Gather every line below where "messages" appears.

## Exercise data

..........

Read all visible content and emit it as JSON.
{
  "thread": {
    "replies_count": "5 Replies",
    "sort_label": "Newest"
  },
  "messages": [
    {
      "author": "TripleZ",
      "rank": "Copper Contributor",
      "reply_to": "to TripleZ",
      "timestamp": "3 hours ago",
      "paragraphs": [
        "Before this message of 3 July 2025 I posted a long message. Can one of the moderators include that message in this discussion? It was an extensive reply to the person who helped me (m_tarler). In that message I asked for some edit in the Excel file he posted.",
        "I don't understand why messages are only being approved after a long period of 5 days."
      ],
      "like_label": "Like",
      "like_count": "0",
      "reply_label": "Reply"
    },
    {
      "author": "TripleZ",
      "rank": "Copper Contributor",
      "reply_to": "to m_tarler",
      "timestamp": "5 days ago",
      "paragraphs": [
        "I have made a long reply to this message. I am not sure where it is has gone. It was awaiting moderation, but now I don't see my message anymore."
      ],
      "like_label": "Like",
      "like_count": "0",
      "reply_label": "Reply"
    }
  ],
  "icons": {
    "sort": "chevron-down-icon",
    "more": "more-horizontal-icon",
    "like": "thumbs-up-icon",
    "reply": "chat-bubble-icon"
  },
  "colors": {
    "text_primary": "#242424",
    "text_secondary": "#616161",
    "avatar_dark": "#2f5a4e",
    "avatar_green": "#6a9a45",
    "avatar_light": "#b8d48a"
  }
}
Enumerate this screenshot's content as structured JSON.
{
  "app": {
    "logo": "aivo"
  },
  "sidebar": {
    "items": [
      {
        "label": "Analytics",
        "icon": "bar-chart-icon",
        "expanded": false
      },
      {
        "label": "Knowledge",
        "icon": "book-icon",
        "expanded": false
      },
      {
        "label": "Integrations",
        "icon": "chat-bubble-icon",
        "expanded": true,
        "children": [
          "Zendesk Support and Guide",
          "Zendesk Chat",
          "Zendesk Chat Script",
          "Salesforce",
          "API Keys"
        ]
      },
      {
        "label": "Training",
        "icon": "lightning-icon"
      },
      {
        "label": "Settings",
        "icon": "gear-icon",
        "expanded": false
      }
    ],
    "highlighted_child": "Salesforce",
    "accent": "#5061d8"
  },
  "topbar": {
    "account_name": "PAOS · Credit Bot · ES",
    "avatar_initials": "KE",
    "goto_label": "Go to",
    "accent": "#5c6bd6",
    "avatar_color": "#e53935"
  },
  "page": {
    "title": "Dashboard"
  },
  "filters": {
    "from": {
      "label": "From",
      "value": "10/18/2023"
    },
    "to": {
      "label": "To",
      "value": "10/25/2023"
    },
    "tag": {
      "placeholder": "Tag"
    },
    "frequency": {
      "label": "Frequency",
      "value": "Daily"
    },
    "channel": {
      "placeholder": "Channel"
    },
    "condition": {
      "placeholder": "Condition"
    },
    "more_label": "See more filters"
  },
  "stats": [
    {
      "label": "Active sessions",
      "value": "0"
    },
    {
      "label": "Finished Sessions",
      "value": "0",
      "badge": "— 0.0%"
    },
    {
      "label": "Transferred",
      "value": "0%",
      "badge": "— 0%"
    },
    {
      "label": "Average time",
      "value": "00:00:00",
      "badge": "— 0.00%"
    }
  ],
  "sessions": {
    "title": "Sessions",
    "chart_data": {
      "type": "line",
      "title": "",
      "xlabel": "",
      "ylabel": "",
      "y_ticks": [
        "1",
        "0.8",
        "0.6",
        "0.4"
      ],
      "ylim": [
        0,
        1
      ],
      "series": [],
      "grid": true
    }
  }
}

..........

## Solution to the problem
  "messages": [
        "I don't understand why messages are only being approved after a long period of 5 days."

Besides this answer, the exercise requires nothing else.